REQUIRED ACTION
Please write out the listing exactly, with nothing altered.

INPUT RECORDS below:

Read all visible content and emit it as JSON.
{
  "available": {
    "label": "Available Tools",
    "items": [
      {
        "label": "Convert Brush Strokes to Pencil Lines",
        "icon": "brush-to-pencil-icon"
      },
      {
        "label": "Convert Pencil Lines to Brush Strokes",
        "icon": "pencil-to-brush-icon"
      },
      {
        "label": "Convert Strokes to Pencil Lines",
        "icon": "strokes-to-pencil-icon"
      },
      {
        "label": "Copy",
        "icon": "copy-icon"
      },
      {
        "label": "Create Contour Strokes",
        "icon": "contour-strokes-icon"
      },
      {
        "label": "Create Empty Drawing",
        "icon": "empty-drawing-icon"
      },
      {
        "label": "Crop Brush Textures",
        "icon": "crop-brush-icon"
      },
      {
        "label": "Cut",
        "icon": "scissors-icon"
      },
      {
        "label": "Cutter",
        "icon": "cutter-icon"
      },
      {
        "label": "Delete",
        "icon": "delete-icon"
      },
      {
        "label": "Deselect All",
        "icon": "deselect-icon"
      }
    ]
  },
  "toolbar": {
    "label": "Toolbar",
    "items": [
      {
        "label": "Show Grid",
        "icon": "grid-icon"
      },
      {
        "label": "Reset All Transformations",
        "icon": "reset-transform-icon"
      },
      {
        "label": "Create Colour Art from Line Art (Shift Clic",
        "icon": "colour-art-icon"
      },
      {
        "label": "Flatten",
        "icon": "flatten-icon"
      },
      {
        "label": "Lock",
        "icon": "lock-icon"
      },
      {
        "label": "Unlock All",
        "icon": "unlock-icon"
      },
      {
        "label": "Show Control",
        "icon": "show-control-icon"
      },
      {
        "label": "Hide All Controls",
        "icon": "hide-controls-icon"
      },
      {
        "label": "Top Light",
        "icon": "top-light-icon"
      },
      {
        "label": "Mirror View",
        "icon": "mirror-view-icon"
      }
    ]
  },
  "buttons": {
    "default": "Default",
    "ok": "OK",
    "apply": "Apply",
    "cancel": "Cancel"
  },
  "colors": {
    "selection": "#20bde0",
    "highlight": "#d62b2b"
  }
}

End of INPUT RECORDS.

WRITTEN REPLY
Read all visible content and emit it as JSON.
{
  "available": {
    "label": "Available Tools",
    "items": [
      {
        "label": "Convert Brush Strokes to Pencil Lines",
        "icon": "brush-to-pencil-icon"
      },
      {
        "label": "Convert Pencil Lines to Brush Strokes",
        "icon": "pencil-to-brush-icon"
      },
      {
        "label": "Convert Strokes to Pencil Lines",
        "icon": "strokes-to-pencil-icon"
      },
      {
        "label": "Copy",
        "icon": "copy-icon"
      },
      {
        "label": "Create Contour Strokes",
        "icon": "contour-strokes-icon"
      },
      {
        "label": "Create Empty Drawing",
        "icon": "empty-drawing-icon"
      },
      {
        "label": "Crop Brush Textures",
        "icon": "crop-brush-icon"
      },
      {
        "label": "Cut",
        "icon": "scissors-icon"
      },
      {
        "label": "Cutter",
        "icon": "cutter-icon"
      },
      {
        "label": "Delete",
        "icon": "delete-icon"
      },
      {
        "label": "Deselect All",
        "icon": "deselect-icon"
      }
    ]
  },
  "toolbar": {
    "label": "Toolbar",
    "items": [
      {
        "label": "Show Grid",
        "icon": "grid-icon"
      },
      {
        "label": "Reset All Transformations",
        "icon": "reset-transform-icon"
      },
      {
        "label": "Create Colour Art from Line Art (Shift Clic",
        "icon": "colour-art-icon"
      },
      {
        "label": "Flatten",
        "icon": "flatten-icon"
      },
      {
        "label": "Lock",
        "icon": "lock-icon"
      },
      {
        "label": "Unlock All",
        "icon": "unlock-icon"
      },
      {
        "label": "Show Control",
        "icon": "show-control-icon"
      },
      {
        "label": "Hide All Controls",
        "icon": "hide-controls-icon"
      },
      {
        "label": "Top Light",
        "icon": "top-light-icon"
      },
      {
        "label": "Mirror View",
        "icon": "mirror-view-icon"
      }
    ]
  },
  "buttons": {
    "default": "Default",
    "ok": "OK",
    "apply": "Apply",
    "cancel": "Cancel"
  },
  "colors": {
    "selection": "#20bde0",
    "highlight": "#d62b2b"
  }
}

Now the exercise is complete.